Research competitor brands within your industry.
You should never imitate exactly what the big brands are doing in your industry.
But, you should be aware of what they do well (or where they fail).
The goal is to differentiate from the competition. Convince a customer to purchase from you over them!
We’re always thinking about how to make a brand stand out from what’s out there already. Don’t skip this step in the brand building process.
Research your main competitors or benchmark brands. For instance, study how well they have gone about building a brand name.
For a brand name to be effective, it needs to be easy for consumers to recognize and remember.
Creating a brand competitor research spreadsheet
Competitor research is a key element of your own brand development. Start by creating a brand competitor spreadsheet for comparison. You can use Google Sheets, Excel, or even just a notebook.
Then, answer these fundamental questions.
• Is the competitor consistent with messaging and visual identity across channels?
• What is the quality of the competitor’s products or services?
• Does the competitor have customer reviews or social mentions you can read about them?
• In what ways does the competitor market their business, both online and offline?
Choose a few competitors, two to four (2-4) is a good number for your comparison chart. You might want to take a look at other local businesses, or even aim to benchmark against name brands.
One of the biggest brand building goals is to differentiate from the competition. Convince a customer to purchase from you over them!
3. Determine your brand’s target audience.
The foundation for building your brand is to determine the target audience that you’ll be focusing on.
You can’t be everything to everyone, right?
When brand building, keep in mind who exactly you are trying to reach. You’ll tailor your mission and message to meet their exact needs.
The key is to get specific. Figure out detailed behaviors and lifestyle of your consumers.
I’ll explain with a few brief examples.
• Instead of “all Moms”, you could narrow down the niche to hone in on “single Moms who work full-time from home”.
• “Techy people” is too broad. But “tech-savvy early adopters who manage a large team” can narrow the focus in.
• If you are targeting “college kids”, there is definitely room to get more specific. An example could be: “college students studying abroad in Europe during the summer”.
• “Anyone who needs a job” is certainly not a niche target market. However, “retirees looking to return to the workforce in an executive position” can be!
As you can see, targeting a niche requires committing to something very focused to start.
You’ll come to realize that the competitive advantage when branding your business is to narrow your target audience focus. This can help ensure that your brand message comes across crystal clear to the intended recipient.

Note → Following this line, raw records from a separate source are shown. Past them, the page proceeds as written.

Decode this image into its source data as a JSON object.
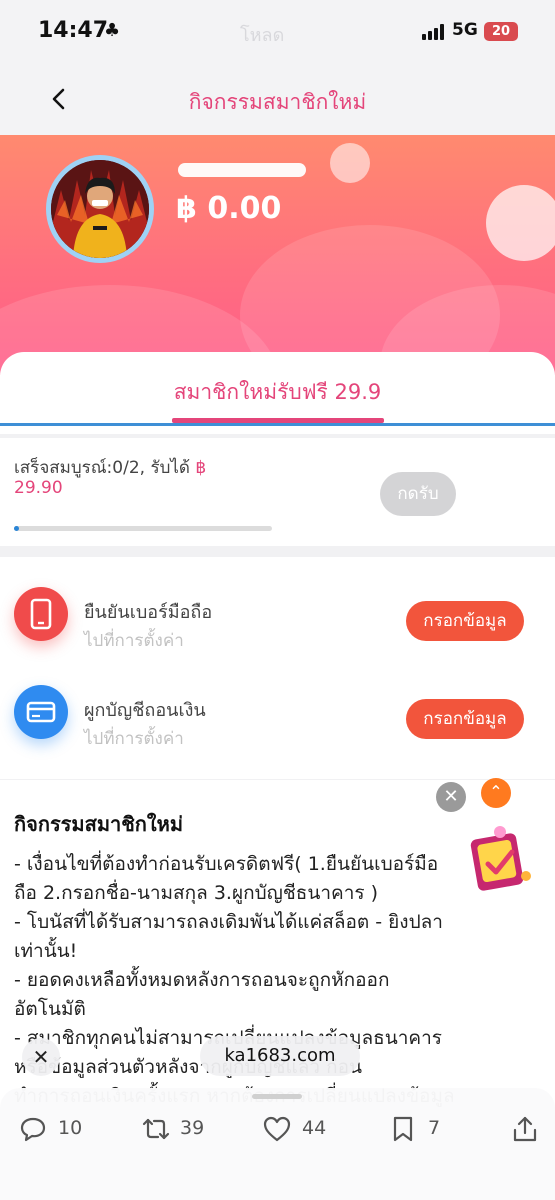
{
  "status_bar": {
    "time": "14:47",
    "center_text": "โหลด",
    "network": "5G",
    "battery": "20"
  },
  "header": {
    "title": "กิจกรรมสมาชิกใหม่"
  },
  "account": {
    "balance": "฿ 0.00"
  },
  "tab": {
    "label": "สมาชิกใหม่รับฟรี 29.9"
  },
  "progress": {
    "prefix": "เสร็จสมบูรณ์:0/2, รับได้ ",
    "currency": "฿",
    "amount": "29.90",
    "claim_label": "กดรับ",
    "fraction": 0.02
  },
  "tasks": [
    {
      "title": "ยืนยันเบอร์มือถือ",
      "subtitle": "ไปที่การตั้งค่า",
      "button": "กรอกข้อมูล",
      "icon": "phone-icon"
    },
    {
      "title": "ผูกบัญชีถอนเงิน",
      "subtitle": "ไปที่การตั้งค่า",
      "button": "กรอกข้อมูล",
      "icon": "card-icon"
    }
  ],
  "description": {
    "title": "กิจกรรมสมาชิกใหม่",
    "lines": [
      "- เงื่อนไขที่ต้องทำก่อนรับเครดิตฟรี( 1.ยืนยันเบอร์มือ",
      "ถือ  2.กรอกชื่อ-นามสกุล  3.ผูกบัญชีธนาคาร )",
      "- โบนัสที่ได้รับสามารถลงเดิมพันได้แค่สล็อต - ยิงปลา",
      "เท่านั้น!",
      "- ยอดคงเหลือทั้งหมดหลังการถอนจะถูกหักออก",
      "อัตโนมัติ",
      "- สมาชิกทุกคนไม่สามารถเปลี่ยนแปลงข้อมูลธนาคาร",
      "หรือข้อมูลส่วนตัวหลังจากผูกบัญชีแล้ว ก่อน",
      "ทำการถอนเงินครั้งแรก หากต้องการเปลี่ยนแปลงข้อมูล"
    ]
  },
  "browser": {
    "url": "ka1683.com"
  },
  "actions": {
    "replies": "10",
    "reposts": "39",
    "likes": "44",
    "bookmarks": "7"
  },
  "colors": {
    "accent": "#e4457a",
    "button_orange": "#f2553c",
    "banner_top": "#ff8a6f",
    "banner_bottom": "#ff5c8a",
    "progress_blue": "#2a85d6"
  }
}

Solidify a picture of your consumers, then learn how to create a brand identity that they can understand and relate to.
Your Brand Buyer Persona
Brand creation relies on truly understanding the buyer persona. Here are a few of the things to document when describing your ideal customer:
• Education Level
To get even more definition for your brand’s buyer persona, dive into these details:
• Pain points
• Brand affinities
Identifying the target audience for your services or products is an exercise that will affect and benefit all areas of your brand building process, particularly marketing efforts. You want the right person consuming your content, clicking on your ads, opting in to your email list, etc.
As a result, determining the ideal audience for your business will support your overall digital brand building strategies. It’s definitely an important first step!